Nevertheless, war is hell, and while it increases spending by government and the private sector, it comes with a heavy cost in blood and treasure.
Yes, we had full employment in World War II, but millions were killed or maimed and had to postpone their education. Cars, food and housing were in short supply.
I explained to my students the importance of “opportunity cost,” what you give up while at war. One wonders what new technologies could have been developed if the funds and ingenuity of American engineers and scientists were spent on non-military research and development.
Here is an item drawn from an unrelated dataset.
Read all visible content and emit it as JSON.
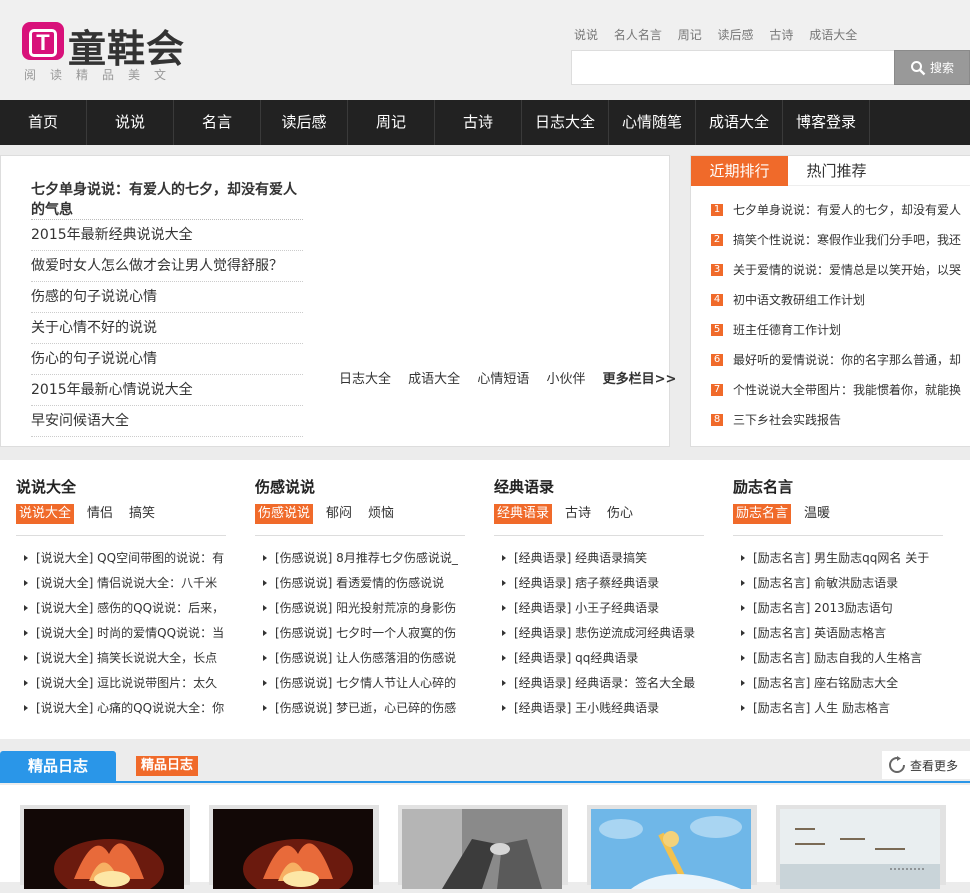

Benjamin Franklin said it best, “When will men be convinced that even successful wars do at length become misfortunes to those who unjustly commerced them, and who triumphed blindly in their success, not seeing all its consequences? There is so little good gained, and so much mischief done generally by wars that I wish the imprudence of undertaking them was more evident to princes. For in my opinion there never was a good war, or a bad peace. What vast additions to the conveniences and comforts of living might mankind have acquired if the money spent in wars had been employed in works of public utility! What an extension of agriculture… what rivers rendered navigable… what bridges, aqueducts, new roads, and other public works, edifices and improvements rendering England a complete paradise. But millions were spent in the great war doing mischief and destroying the lives of so many thousands of working people who might have performed useful labor!” (Quoted in “The Completed Autobiography” by Benjamin Franklin, compiled and edited by Mark Skousen — see www.skousenbooks.com).
He rightly concluded, “The system of America should be commerce with all, and war with none.”